Thief or Shepherd

The main discussion point for the Good Shepherd contrast is “thief or good shepherd?” The thought in this contrast continues to be, “Is the shepherd properly caring for someone else’s sheep or stealing from the owner?” The sheep gain trust in a good shepherd because of spending time with him and experiencing his true heart for their care and protection. The sheep gain no such trust from a hireling who steals lambs for his own food, responds abusively to sheep because they insist upon being so stupid, and takes out his own sad state of living upon vulnerable animals.

To Jesus’ generation, the idea of a shepherd risking his life for someone else’s sheep is the stuff of fairy tales!

For our purposes, focus upon the contrast of taking from sheep or giving to sheep seems of paramount importance. While we don’t expect shepherds to become sacrificial lambs to die instead of sheep, we understand that Messiah reveals an aspect of Davidic leadership as a standard for shepherding: a willingness to risk your self, reputation, well-being, and personal desires for the sake of someone else’s sheep.

Ruler or Shepherd

We must gain insight from the fact that Jesus is both King and Shepherd. David was prophet, priest, and king. Jesus is Prophet, Priest, and King. David was ruler and shepherd. In other words, we must understand that the validity of the shepherding metaphor does not preclude the validity of the ruling assignment, that being the Good Shepherd does not eclipse being the King of Kings.

In the fivefold ministry, kingdom leadership dynamics include “shepherd” among a listing of other equally valid aspects of Jesus leadership that represent Him in the earth. Kingdom leaders do have shepherding hearts and some of them are distinctly and identifiably “shepherds,” but this doesn’t mean only shepherds and shepherding dynamics should dominate the kingdom. Nor do we sense that shepherd becomes the overriding focus of apostles, prophets, teachers, or evangels. Provision and protection becomes the focus of shepherds while a shepherding heart marks the leadership of all five kingdom leaders.

Leave a Reply

Fill in your details below or click an icon to log in:

WordPress.com Logo

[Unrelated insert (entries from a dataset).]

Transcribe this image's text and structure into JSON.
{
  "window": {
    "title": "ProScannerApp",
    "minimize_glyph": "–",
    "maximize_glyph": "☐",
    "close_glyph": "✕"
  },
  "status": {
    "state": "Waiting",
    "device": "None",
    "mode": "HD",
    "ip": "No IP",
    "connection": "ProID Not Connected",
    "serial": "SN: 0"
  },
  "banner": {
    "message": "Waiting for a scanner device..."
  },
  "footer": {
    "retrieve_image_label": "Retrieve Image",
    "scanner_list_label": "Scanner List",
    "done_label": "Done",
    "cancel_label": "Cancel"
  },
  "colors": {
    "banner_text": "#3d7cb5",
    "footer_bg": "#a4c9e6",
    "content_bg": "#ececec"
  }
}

You are commenting using your WordPress.com account. Log Out / Change )

Twitter picture

You are commenting using your Twitter account. Log Out / Change )

Facebook photo

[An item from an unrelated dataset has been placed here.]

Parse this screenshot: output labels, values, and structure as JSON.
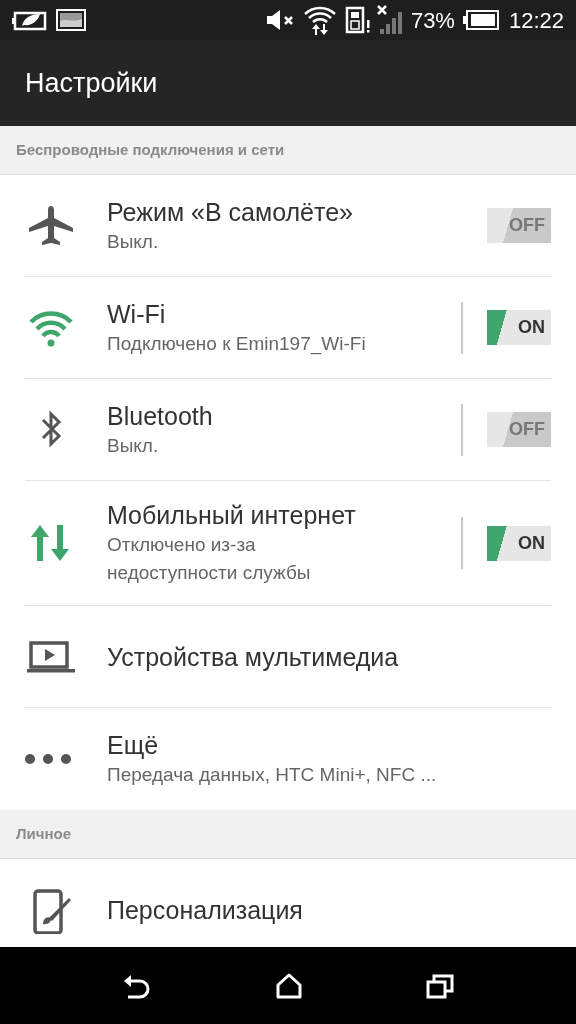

You are commenting using your Facebook account. Log Out / Change )

Google+ photo

You are commenting using your Google+ account. Log Out / Change )

Connecting to %s